Eduardo Porter recaps the conventional wisdom about American schools, recapitulating in one column all the same tired cliches as Rhee, Gates, Duncan, and our other corporate reform titans.

Our scores on international tests are mediocre. Yes, they have been mediocre since 1964, when the fist such test was given. No, I take that back. We were not mediocre in 1964, we came in last. And in the last fifty years, we surpassed the nations with higher scores.

There is a shameless gap between the test scores of rich and poor, which is true, but that’s because we have such a huge proportion of children who are poor (23%), more than any other advanced nation. Porter talks about various ways too raise the test scores of kids in poverty (the latest unproven fad: blended learning), quoting the salesmen.

Of course, the best way to reduce the gap would be to provide jobs and a decent living wage for the parents of poor children, but that seems to be off-topic. Best to keep up the pusuit of ever higher standards and harder tests, the failed strategy of the past dozen years.

Porter ultimately concludes that our biggest problem is “a dearth of excellent teachers.” How does he know? The OECD told him so.

Maybe he believes this. Maybe he just watched “Waiting for Superman.” I would love to have an hour with him.

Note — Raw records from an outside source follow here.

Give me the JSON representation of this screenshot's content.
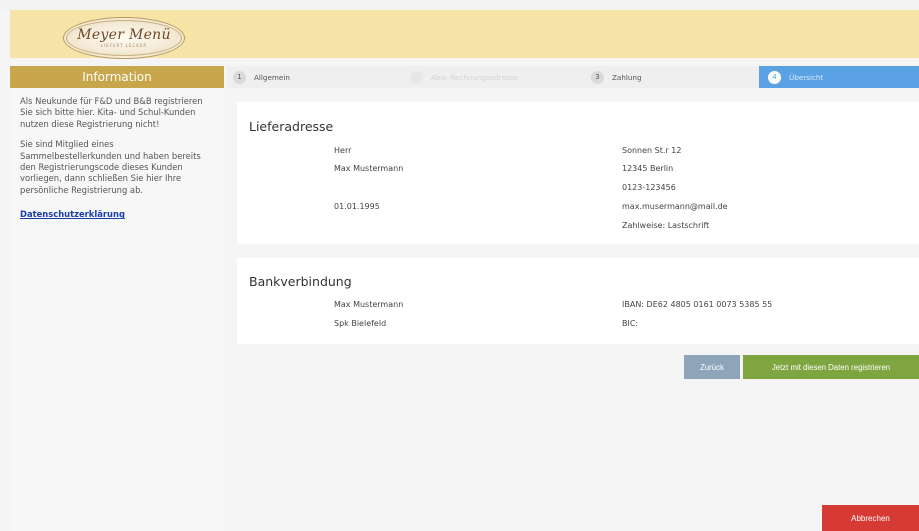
{
  "header": {
    "logo_name": "Meyer Menü",
    "logo_tagline": "LIEFERT LECKER"
  },
  "sidebar": {
    "title": "Information",
    "para1": "Als Neukunde für F&D und B&B registrieren Sie sich bitte hier. Kita- und Schul-Kunden nutzen diese Registrierung nicht!",
    "para2": "Sie sind Mitglied eines Sammelbestellerkunden und haben bereits den Registrierungscode dieses Kunden vorliegen, dann schließen Sie hier Ihre persönliche Registrierung ab.",
    "privacy_link": "Datenschutzerklärung"
  },
  "steps": [
    {
      "num": "1",
      "label": "Allgemein",
      "state": "done"
    },
    {
      "num": "2",
      "label": "Abw. Rechnungsadresse",
      "state": "disabled"
    },
    {
      "num": "3",
      "label": "Zahlung",
      "state": "done"
    },
    {
      "num": "4",
      "label": "Übersicht",
      "state": "active"
    }
  ],
  "delivery": {
    "title": "Lieferadresse",
    "salutation": "Herr",
    "name": "Max Mustermann",
    "birthdate": "01.01.1995",
    "street": "Sonnen St.r 12",
    "city": "12345 Berlin",
    "phone": "0123-123456",
    "email": "max.musermann@mail.de",
    "payment_method": "Zahlweise: Lastschrift"
  },
  "bank": {
    "title": "Bankverbindung",
    "holder": "Max Mustermann",
    "bank_name": "Spk Bielefeld",
    "iban": "IBAN: DE62 4805 0161 0073 5385 55",
    "bic": "BIC:"
  },
  "actions": {
    "back_label": "Zurück",
    "register_label": "Jetzt mit diesen Daten registrieren",
    "cancel_label": "Abbrechen"
  },
  "colors": {
    "header_bg": "#f5e4a6",
    "sidebar_title_bg": "#c8a64b",
    "active_step_bg": "#5aa2e3",
    "register_button_bg": "#7ea53f",
    "back_button_bg": "#8ea4b8",
    "cancel_button_bg": "#d63a35"
  }
}
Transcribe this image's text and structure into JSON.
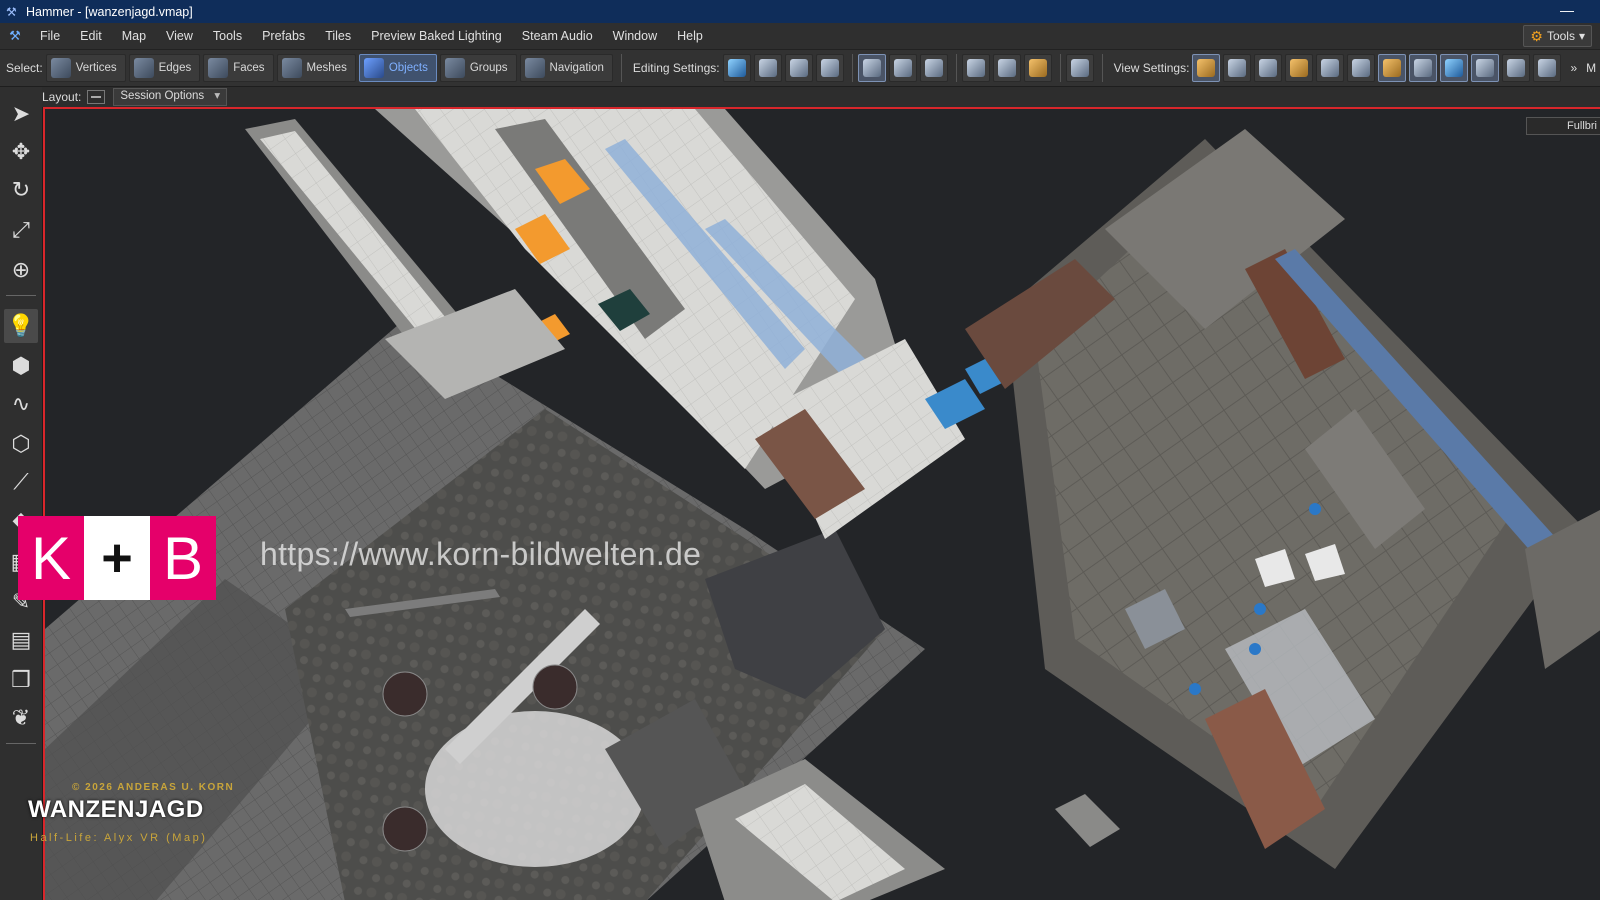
{
  "window": {
    "title": "Hammer - [wanzenjagd.vmap]"
  },
  "menu": {
    "items": [
      "File",
      "Edit",
      "Map",
      "View",
      "Tools",
      "Prefabs",
      "Tiles",
      "Preview Baked Lighting",
      "Steam Audio",
      "Window",
      "Help"
    ],
    "tools_button": "Tools"
  },
  "toolbar": {
    "select_label": "Select:",
    "select_modes": [
      {
        "label": "Vertices"
      },
      {
        "label": "Edges"
      },
      {
        "label": "Faces"
      },
      {
        "label": "Meshes"
      },
      {
        "label": "Objects",
        "active": true
      },
      {
        "label": "Groups"
      },
      {
        "label": "Navigation"
      }
    ],
    "editing_label": "Editing Settings:",
    "view_label": "View Settings:",
    "overflow": "»",
    "overflow_text": "M"
  },
  "layoutbar": {
    "label": "Layout:",
    "session_options": "Session Options"
  },
  "viewport": {
    "fullbright_label": "Fullbri"
  },
  "watermark": {
    "k": "K",
    "plus": "+",
    "b": "B",
    "url": "https://www.korn-bildwelten.de"
  },
  "credit": {
    "copyright": "© 2026 ANDERAS U. KORN",
    "title": "WANZENJAGD",
    "subtitle": "Half-Life: Alyx VR (Map)"
  },
  "colors": {
    "accent": "#e5006a",
    "selection_border": "#d8262b",
    "active_mode": "#7fb0ff"
  }
}
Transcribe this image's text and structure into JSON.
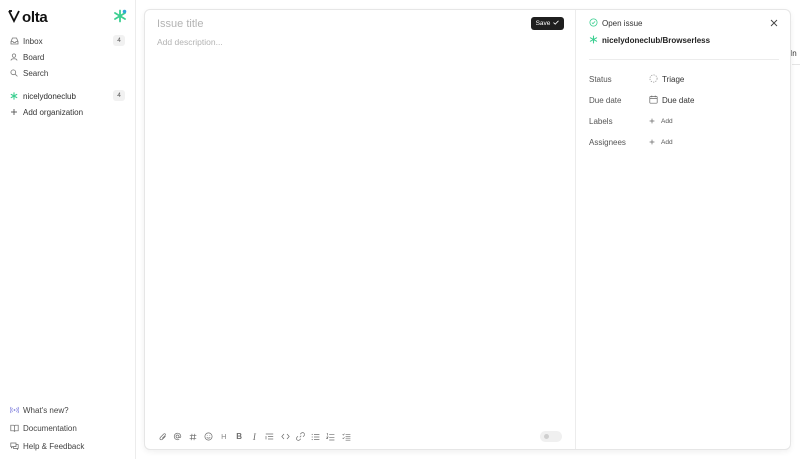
{
  "brand": {
    "name": "olta",
    "accent": "#3ccf91"
  },
  "sidebar": {
    "nav": [
      {
        "label": "Inbox",
        "icon": "inbox-icon",
        "count": "4"
      },
      {
        "label": "Board",
        "icon": "user-icon"
      },
      {
        "label": "Search",
        "icon": "search-icon"
      }
    ],
    "org": {
      "label": "nicelydoneclub",
      "count": "4"
    },
    "add_org_label": "Add organization",
    "footer": [
      {
        "label": "What's new?",
        "icon": "broadcast-icon"
      },
      {
        "label": "Documentation",
        "icon": "book-icon"
      },
      {
        "label": "Help & Feedback",
        "icon": "chat-icon"
      }
    ]
  },
  "background": {
    "partial_text": "In"
  },
  "modal": {
    "title_placeholder": "Issue title",
    "description_placeholder": "Add description...",
    "save_label": "Save",
    "toolbar_icons": [
      "attach-icon",
      "mention-icon",
      "hash-icon",
      "emoji-icon",
      "heading-icon",
      "bold-icon",
      "italic-icon",
      "quote-icon",
      "code-icon",
      "link-icon",
      "bullet-list-icon",
      "numbered-list-icon",
      "checklist-icon"
    ],
    "toolbar_heading_glyph": "H",
    "toolbar_bold_glyph": "B",
    "toolbar_italic_glyph": "I"
  },
  "panel": {
    "status_text": "Open issue",
    "repo": "nicelydoneclub/Browserless",
    "properties": {
      "status_label": "Status",
      "status_value": "Triage",
      "due_label": "Due date",
      "due_value": "Due date",
      "labels_label": "Labels",
      "labels_add": "Add",
      "assignees_label": "Assignees",
      "assignees_add": "Add"
    }
  }
}
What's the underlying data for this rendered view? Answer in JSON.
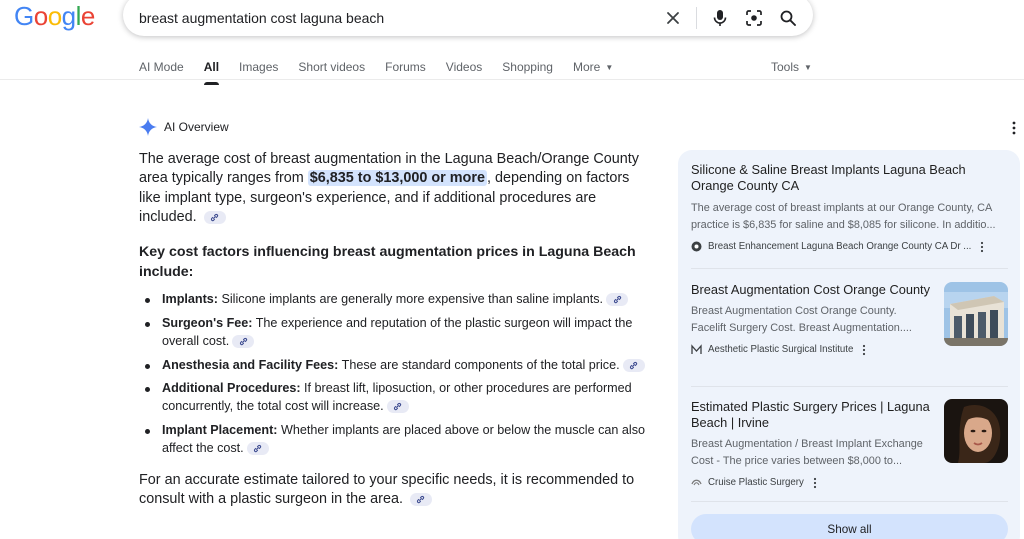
{
  "logo": {
    "text": "Google"
  },
  "search": {
    "query": "breast augmentation cost laguna beach"
  },
  "tabs": [
    {
      "label": "AI Mode"
    },
    {
      "label": "All"
    },
    {
      "label": "Images"
    },
    {
      "label": "Short videos"
    },
    {
      "label": "Forums"
    },
    {
      "label": "Videos"
    },
    {
      "label": "Shopping"
    },
    {
      "label": "More"
    }
  ],
  "tools_label": "Tools",
  "ai_overview": {
    "label": "AI Overview",
    "intro_before": "The average cost of breast augmentation in the Laguna Beach/Orange County area typically ranges from ",
    "intro_highlight": "$6,835 to $13,000 or more",
    "intro_after": ", depending on factors like implant type, surgeon's experience, and if additional procedures are included.",
    "heading": "Key cost factors influencing breast augmentation prices in Laguna Beach include:",
    "bullets": [
      {
        "term": "Implants:",
        "text": " Silicone implants are generally more expensive than saline implants."
      },
      {
        "term": "Surgeon's Fee:",
        "text": " The experience and reputation of the plastic surgeon will impact the overall cost."
      },
      {
        "term": "Anesthesia and Facility Fees:",
        "text": " These are standard components of the total price."
      },
      {
        "term": "Additional Procedures:",
        "text": " If breast lift, liposuction, or other procedures are performed concurrently, the total cost will increase."
      },
      {
        "term": "Implant Placement:",
        "text": " Whether implants are placed above or below the muscle can also affect the cost."
      }
    ],
    "closing": "For an accurate estimate tailored to your specific needs, it is recommended to consult with a plastic surgeon in the area."
  },
  "sources": [
    {
      "title": "Silicone & Saline Breast Implants Laguna Beach Orange County CA",
      "snippet1": "The average cost of breast implants at our Orange County, CA",
      "snippet2": "practice is $6,835 for saline and $8,085 for silicone. In additio...",
      "source": "Breast Enhancement Laguna Beach Orange County CA Dr ..."
    },
    {
      "title": "Breast Augmentation Cost Orange County",
      "snippet1": "Breast Augmentation Cost Orange County.",
      "snippet2": "Facelift Surgery Cost. Breast Augmentation....",
      "source": "Aesthetic Plastic Surgical Institute"
    },
    {
      "title": "Estimated Plastic Surgery Prices | Laguna Beach | Irvine",
      "snippet1": "Breast Augmentation / Breast Implant Exchange",
      "snippet2": "Cost - The price varies between $8,000 to...",
      "source": "Cruise Plastic Surgery"
    }
  ],
  "show_all_label": "Show all"
}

The Néw York Times is unusually out of touch when it comes to the issue of education.